> _What needs to be done_
Using the records provided below, locate and copy each line that contains the word "down".

*** Opening of Supplied entries ***

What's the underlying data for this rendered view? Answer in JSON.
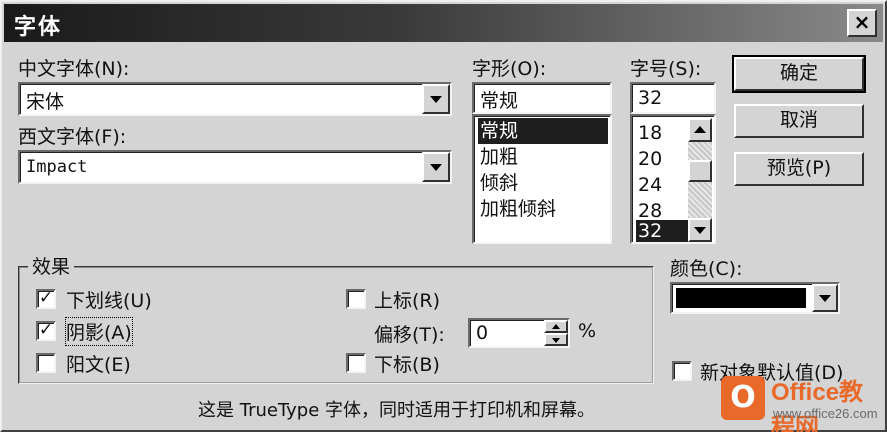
{
  "dialog": {
    "title": "字体",
    "close_symbol": "×"
  },
  "chinese_font": {
    "label": "中文字体(N):",
    "value": "宋体"
  },
  "western_font": {
    "label": "西文字体(F):",
    "value": "Impact"
  },
  "style": {
    "label": "字形(O):",
    "value": "常规",
    "items": [
      "常规",
      "加粗",
      "倾斜",
      "加粗倾斜"
    ],
    "selected_index": 0
  },
  "size": {
    "label": "字号(S):",
    "value": "32",
    "items": [
      "18",
      "20",
      "24",
      "28",
      "32"
    ],
    "selected_index": 4
  },
  "buttons": {
    "ok": "确定",
    "cancel": "取消",
    "preview": "预览(P)"
  },
  "effects": {
    "legend": "效果",
    "underline": {
      "label": "下划线(U)",
      "checked": true,
      "mark": "✓"
    },
    "shadow": {
      "label": "阴影(A)",
      "checked": true,
      "mark": "✓"
    },
    "emboss": {
      "label": "阳文(E)",
      "checked": false,
      "mark": ""
    },
    "superscript": {
      "label": "上标(R)",
      "checked": false,
      "mark": ""
    },
    "offset_label": "偏移(T):",
    "offset_value": "0",
    "offset_unit": "%",
    "subscript": {
      "label": "下标(B)",
      "checked": false,
      "mark": ""
    }
  },
  "color": {
    "label": "颜色(C):",
    "value_hex": "#000000"
  },
  "default_for_new": {
    "label": "新对象默认值(D)",
    "checked": false,
    "mark": ""
  },
  "info_text": "这是 TrueType 字体，同时适用于打印机和屏幕。",
  "watermark": {
    "logo_letter": "O",
    "brand": "Office教程网",
    "url": "www.office26.com"
  },
  "icons": {
    "close": "close-icon",
    "dropdown": "chevron-down-icon",
    "scroll_up": "scroll-up-icon",
    "scroll_down": "scroll-down-icon",
    "spin_up": "spin-up-icon",
    "spin_down": "spin-down-icon"
  }
}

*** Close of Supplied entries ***

> _Exercise answer_
    "dropdown": "chevron-down-icon",
    "scroll_down": "scroll-down-icon",
    "spin_down": "spin-down-icon"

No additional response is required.